Music also inspires me. Lately, I don’t start working on a project if I don’t press play to the beautiful music of the Icelandic group “Of monsters and men”. Doing sports, mainly running, also let me free my imagination and are a great tool for inspiration.
Keep your mind free
Tell us about a piece of work you have fond memories of and why?
That would be the last one that I made! I fall in love with them each time that I finish them.
How has your work developed since you began and how do you see it evolving in the future?
I see myself experimenting more with fabrics and trying machine embroidery to “edit” commercial fabrics. I plan on applying more embroidery techniques as well.
What advice would you give to an aspiring textile artist?
If you don’t have formal art training, fight the impostor syndrome and keep your mind free of pre-concepts. Create but also try to stay focused. It is useful to keep a “diary” where one can write down each day what has been done and what to do next for each project.
Resources, exhibitions and equipment
What other resources do you use? Blogs, websites, magazines etc.
I go to the public library and leaf through as much arts and craft books as I can. I also find Pinterest very useful to get to know new techniques and new artists.
How do you go about choosing where to show your work?
I am a member of the art agency Frontofbicycle, and they are in charge of finding nice places to exhibit in Switzerland. My work has been shown at the Basel Art Center and there will be more exhibitions, in Basel, coming up next year!
What piece of equipment or tool could you not live without?
I could not live without my compass tool, which I use to make the guides for the circular looms.
Where can readers see your work this year?
I am in the process of setting up my website.

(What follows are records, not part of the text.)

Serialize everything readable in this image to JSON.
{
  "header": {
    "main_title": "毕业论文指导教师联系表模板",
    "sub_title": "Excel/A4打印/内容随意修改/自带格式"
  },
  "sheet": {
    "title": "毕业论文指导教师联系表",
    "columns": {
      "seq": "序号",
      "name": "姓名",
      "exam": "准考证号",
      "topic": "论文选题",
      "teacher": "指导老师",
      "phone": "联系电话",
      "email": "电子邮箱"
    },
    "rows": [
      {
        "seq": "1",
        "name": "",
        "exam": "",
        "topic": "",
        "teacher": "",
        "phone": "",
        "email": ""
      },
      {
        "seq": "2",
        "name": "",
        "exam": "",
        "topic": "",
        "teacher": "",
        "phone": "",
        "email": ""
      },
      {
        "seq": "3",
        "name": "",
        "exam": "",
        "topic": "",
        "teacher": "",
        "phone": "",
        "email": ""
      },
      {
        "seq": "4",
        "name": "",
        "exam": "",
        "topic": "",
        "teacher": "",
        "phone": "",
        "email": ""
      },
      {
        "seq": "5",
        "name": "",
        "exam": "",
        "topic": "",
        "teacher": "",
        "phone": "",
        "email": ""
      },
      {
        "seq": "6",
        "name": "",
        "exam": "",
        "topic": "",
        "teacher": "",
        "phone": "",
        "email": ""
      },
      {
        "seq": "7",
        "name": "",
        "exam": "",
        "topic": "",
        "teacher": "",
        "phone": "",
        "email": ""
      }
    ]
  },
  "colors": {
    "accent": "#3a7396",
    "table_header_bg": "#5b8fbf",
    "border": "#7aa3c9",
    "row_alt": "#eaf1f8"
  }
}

Until then, readers can see my work at: www.frontofbicycle.com
For more information please visit: www.frontofbicycle.com
If you’ve enjoyed this interview with Melina let us know by leaving a comment below